The mystery this week involves the team trying to track down the kidnapped daughter of the head of one of two rival Chinese gangs. It’s hardly the toughest case to figure out (hint: the episode’s title gives the kidnapper’s motive away) and it takes itself a bit too seriously for a show about a fake psychic detective. But it does give the opportunity for Shawn to get his butt kicked, whilst attempting to take on an opponent using Kung Fu (or Wushu, as Gus insists on defining their fighting style as). The episode’s best bit of physical comedy involves Shawn and Gus taking on a karate master using household cleaning supplies.
The main surprise of the martial arts plotline on a pop culture-obsessed (specifically 1980s pop culture-obsessed) show such as Psych, comes from the perplexing lack of callbacks to The Karate Kid. Shawn makes one half-hearted attempt at a crane kick, but that is all we’re given. Ralph Macchio doesn’t even garner a mention. I expect more from this series.
But while the episode’s plot is hardly the most compelling the show’s ever had, the back-and-forth between Roday and Hill, always the strongest part of Psych, is as good as ever. Unsurprisingly, they rely on jokes they’ve used many times before, such as Shawn’s habit of coming up with ridiculous pseudonyms at a moment’s notice. But, perhaps a little more surprisingly, the jokes still work. The biggest laugh of the episode comes when Shawn introduces himself and Gus both as “John Jacob Jingleheimer Schmidt” and then goes on to complain about all the people shouting. Also still strong is the relationship between Shawn and his Dad and it’s always fun to get moments where we see the origins of Shawn’s craziness. Here we get a mention of how Dad used to hide the family Easter Eggs fifteen feet under ground, all in order to challenge his eight-year-old son.
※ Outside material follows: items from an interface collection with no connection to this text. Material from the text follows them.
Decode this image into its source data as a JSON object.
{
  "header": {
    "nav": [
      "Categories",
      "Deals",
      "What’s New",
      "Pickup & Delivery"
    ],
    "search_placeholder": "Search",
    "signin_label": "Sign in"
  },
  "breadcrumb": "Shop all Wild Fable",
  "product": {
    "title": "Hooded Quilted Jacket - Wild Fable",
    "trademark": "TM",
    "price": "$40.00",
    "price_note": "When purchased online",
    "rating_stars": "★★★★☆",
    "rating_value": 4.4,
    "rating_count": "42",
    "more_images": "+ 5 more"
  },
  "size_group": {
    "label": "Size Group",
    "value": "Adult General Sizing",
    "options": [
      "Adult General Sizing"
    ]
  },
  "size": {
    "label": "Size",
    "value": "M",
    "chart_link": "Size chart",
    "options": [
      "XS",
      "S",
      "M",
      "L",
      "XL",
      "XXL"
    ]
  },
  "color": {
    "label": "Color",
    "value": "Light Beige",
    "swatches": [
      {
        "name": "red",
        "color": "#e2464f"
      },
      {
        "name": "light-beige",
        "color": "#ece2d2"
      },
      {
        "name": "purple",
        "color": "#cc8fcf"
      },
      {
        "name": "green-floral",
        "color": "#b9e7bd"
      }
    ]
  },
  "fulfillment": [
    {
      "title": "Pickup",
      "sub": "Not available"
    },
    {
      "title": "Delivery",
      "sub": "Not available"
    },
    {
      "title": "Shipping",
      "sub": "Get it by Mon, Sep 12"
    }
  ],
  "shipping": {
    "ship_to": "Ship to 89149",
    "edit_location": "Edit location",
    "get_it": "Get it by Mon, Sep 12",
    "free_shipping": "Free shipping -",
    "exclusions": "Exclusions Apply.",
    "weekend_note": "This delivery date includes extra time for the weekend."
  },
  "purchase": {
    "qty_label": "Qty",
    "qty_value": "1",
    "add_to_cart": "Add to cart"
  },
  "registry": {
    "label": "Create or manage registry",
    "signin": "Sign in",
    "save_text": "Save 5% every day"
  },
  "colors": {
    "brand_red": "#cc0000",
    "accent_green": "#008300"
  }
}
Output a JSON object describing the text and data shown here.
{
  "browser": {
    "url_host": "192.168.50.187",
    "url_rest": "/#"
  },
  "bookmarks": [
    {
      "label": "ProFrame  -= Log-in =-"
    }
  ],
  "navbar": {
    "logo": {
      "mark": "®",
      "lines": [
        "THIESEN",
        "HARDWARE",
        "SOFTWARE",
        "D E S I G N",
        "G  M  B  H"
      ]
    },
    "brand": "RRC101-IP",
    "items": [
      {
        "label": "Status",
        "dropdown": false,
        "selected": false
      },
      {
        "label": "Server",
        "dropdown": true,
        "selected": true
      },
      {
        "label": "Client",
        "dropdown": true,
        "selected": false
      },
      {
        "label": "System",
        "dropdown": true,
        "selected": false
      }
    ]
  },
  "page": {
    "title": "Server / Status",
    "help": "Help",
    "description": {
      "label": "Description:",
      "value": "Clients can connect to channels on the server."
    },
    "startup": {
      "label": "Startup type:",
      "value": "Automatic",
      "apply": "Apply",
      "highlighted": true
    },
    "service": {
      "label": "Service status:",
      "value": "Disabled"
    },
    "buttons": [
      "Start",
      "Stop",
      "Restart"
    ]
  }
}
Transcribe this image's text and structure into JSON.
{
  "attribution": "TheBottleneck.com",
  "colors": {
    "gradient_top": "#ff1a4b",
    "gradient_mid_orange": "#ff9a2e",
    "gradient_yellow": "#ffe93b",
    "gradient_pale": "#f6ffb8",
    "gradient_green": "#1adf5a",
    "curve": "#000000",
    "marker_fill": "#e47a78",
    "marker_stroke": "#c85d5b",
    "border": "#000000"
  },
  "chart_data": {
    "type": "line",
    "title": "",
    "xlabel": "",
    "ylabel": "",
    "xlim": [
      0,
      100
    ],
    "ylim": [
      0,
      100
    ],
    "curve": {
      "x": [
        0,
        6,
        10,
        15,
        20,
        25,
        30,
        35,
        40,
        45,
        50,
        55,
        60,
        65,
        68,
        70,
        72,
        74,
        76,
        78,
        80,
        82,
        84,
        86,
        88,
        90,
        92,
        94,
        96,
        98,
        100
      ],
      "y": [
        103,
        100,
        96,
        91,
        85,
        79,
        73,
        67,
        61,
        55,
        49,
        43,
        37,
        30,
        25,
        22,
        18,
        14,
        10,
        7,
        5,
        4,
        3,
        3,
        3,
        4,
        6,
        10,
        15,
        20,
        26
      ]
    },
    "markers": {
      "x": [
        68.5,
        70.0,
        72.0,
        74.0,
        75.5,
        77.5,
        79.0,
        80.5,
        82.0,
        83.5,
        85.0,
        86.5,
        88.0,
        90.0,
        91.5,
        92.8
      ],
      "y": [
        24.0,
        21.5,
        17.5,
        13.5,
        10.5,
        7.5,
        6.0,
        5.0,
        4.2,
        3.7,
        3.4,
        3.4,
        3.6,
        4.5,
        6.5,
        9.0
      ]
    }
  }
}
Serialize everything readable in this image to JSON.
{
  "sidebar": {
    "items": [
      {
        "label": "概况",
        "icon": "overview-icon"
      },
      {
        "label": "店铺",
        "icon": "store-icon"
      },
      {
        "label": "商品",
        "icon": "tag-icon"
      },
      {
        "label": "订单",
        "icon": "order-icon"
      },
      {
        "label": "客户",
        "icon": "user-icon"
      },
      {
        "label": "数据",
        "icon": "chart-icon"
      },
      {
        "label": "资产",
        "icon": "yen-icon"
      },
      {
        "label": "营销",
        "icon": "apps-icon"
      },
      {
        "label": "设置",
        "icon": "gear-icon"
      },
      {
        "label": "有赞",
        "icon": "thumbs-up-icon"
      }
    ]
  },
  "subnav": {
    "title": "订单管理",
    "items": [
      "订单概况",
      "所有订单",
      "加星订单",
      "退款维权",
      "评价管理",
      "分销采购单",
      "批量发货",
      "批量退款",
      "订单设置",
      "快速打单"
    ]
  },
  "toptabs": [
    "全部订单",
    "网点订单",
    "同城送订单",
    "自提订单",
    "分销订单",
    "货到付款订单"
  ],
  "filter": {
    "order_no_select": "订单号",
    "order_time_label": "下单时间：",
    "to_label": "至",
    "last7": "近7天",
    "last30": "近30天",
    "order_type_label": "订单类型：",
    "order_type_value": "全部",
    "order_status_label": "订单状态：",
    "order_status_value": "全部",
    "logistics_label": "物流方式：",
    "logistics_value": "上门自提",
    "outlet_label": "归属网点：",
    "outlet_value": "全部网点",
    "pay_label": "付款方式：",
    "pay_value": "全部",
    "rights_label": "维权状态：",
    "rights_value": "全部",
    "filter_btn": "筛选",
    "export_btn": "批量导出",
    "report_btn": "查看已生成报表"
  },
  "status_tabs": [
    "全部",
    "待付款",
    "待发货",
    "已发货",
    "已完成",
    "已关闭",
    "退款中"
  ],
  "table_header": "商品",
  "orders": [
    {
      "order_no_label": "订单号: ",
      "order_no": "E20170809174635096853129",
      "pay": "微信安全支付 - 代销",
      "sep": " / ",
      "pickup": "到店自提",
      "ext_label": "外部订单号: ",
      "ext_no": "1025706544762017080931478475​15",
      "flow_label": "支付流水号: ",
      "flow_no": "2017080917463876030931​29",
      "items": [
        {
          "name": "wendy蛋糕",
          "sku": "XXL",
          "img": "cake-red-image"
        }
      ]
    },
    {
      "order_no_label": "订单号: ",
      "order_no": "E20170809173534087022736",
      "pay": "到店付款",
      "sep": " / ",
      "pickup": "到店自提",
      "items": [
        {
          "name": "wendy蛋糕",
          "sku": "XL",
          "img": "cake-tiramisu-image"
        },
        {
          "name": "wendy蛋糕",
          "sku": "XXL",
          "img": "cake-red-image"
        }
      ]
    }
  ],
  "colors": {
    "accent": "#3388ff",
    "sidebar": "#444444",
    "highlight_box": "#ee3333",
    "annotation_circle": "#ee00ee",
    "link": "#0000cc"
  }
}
As the series enters a half-decade on the air, the creative team behind it show little signs of messing with the formula that has worked so well for them. While this might be comforting to some fans, it does raise questions about just how much longer Psych can last. Some evolution is inevitable, such as further development of the long-brewing romantic tension between Shawn and Juliet. But it remains to be seen just how much this will actually shake up the show. Even without much change, as long as Roday and Hill are able to wring laughs out of their situations, as they are here, it should be enough. Sometimes, however, I just wish they’d stretch things a little more.